A book that will sell like hot cakes has such a good cover (and relevance to the target audience) that 1 out of a few hundred (instead of a thousand) customers who see the cover will check it out, and will have a compelling description and Look Inside such that 1 out of 10 (or better) customers who see the book purchase the book. First of all, this book sells much better because the click-thru rate and closing rate are much better. But then Amazon rewards these metrics, which give the book enhanced visibility. And then if the content lives up to customers’ expectations, word-of-mouth recommendations will give this book long-term success.

So self-published authors strive to find cover appeal, write great descriptions, and provide compelling content at the beginning of the book.

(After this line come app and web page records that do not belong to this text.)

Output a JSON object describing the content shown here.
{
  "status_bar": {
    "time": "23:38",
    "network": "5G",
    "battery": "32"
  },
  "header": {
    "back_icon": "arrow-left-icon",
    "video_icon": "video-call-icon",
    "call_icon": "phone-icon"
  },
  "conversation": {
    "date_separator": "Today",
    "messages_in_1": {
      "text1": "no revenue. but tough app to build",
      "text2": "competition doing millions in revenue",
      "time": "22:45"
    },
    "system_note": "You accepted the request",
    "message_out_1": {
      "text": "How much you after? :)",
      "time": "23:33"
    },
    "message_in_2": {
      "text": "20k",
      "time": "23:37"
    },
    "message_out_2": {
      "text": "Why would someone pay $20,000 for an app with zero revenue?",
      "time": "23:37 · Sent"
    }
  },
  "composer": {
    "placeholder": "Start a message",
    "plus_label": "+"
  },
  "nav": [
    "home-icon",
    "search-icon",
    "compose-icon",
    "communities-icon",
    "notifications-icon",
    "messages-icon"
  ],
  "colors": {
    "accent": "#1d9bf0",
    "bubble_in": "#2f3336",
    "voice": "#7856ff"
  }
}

But those other sections of front matter, they matter too. Look how hard we worked to perfect this book for you. We even put time and effort into the boring copyright page. That’s they kind of message you want to send.

You want some of your front matter to pop. For a novel, it probably won’t be the copyright page. For some nonfiction books or children’s books, even the copyright page can pop. Why not?

Unfortunately, sometimes Amazon ‘skips’ pages of the Look Inside for print books. I’ve occasionally had a pretty cool picture somewhere in the front matter that didn’t show in the Look Inside. But when the customer opens the book at home, it will be a nice surprise.

Strive to perfect the entire book. That way it won’t matter which pages show up in the Look Inside.

If you want to see a copyright page that really POPS, check out this book by Victoria Kann.

https://www.amazon.com/dp/0061781266

If you make illustrated books and you have amazing drawing skills, this should be right up your alley.

Write Happy, Be Happy

Chris McMullen

Author of the Improve Your Math Fluency series of math workbooks and self-publishing guides